Home

The variables lined up for a winter camping adventure: sunny 40 degree days, nights around freezing, and low wind speeds. The winds while driving were actually much higher than expected–35 mph gusts on I-25. However, I did not know that when we took off, so I learned what those wind speeds are like when pulling the camper. Truthfully, not a big deal. Now I know and I am glad for the learning experience.

Anyway, Kerry (son), a 4th grade friend of ours, Maggie (son’s dog), Tango (my dog) and I headed out to Curt Cowdy State Park, near Cheyenne. The lake was frozen solid and we saw a number of ice fishermen:

DSC03669

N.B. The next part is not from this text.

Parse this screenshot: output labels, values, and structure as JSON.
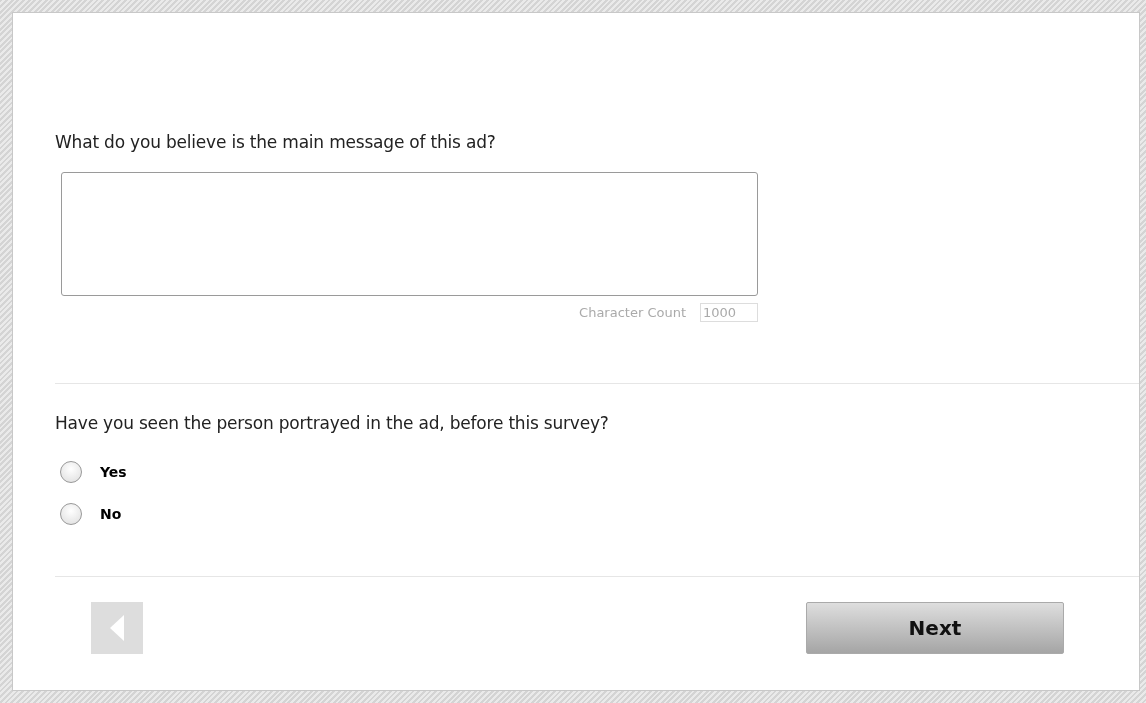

Ice fishermen. The human shadow in front of the dark fishing hut is me,up on a cliff, taking the photo.

DSC03699

We took two hikes. The first day, the trail was up high, along the top of a canyon. At one point, heavy chains were attached to the rock. We had to hang onto the chains–like a stair railing– to pass through. This was especially exciting with the snow on the trail and the frozen lake waaaay down below.

kerry robert 5

My guys!

kerry robert 2 better

Snowy trail – I am lagging behind, with camera and binoculars around my neck!

canyon

Although the ice fishermen were out, we were the only campers. I picked a site with electricity so we could plug in the heated mattress pads. The guys and dogs slept in the two side beds, and I slept on converted dinette bed (next to the heater).

DSC03698

kerry robert 3

DSC03682

At peace: sunrise over frozen lake

We played a bit on the ice in the morning!

kerry robert

DSC03730

DSC03729

DSC03706

Along the way home, we saw 4 Rough-Legged Hawks, soaring. I have long suspected Rough-Legged Hawks in that area but never got a good look at their tail markings until this trip. Confirmed: a new bird for the “life list”. I could not get a photo but here is one from online:

a

Every winter I see the light morph shown above, perched just like this on fence posts along I- 25, north of Cheyenne, around mile marker 30. On this day, we saw the dark versions soaring, between mile markers 25 and 55. Amazing fact about these birds: Wyoming is their balmy winter home. They spend summers breeding on the Arctic Tundra.

Leave a Reply

Fill in your details below or click an icon to log in:

WordPress.com Logo

You are commenting using your WordPress.com account. Log Out / Change )

Twitter picture

You are commenting using your Twitter account. Log Out / Change )

Facebook photo

You are commenting using your Facebook account. Log Out / Change )

Google+ photo

You are commenting using your Google+ account. Log Out / Change )

Connecting to %s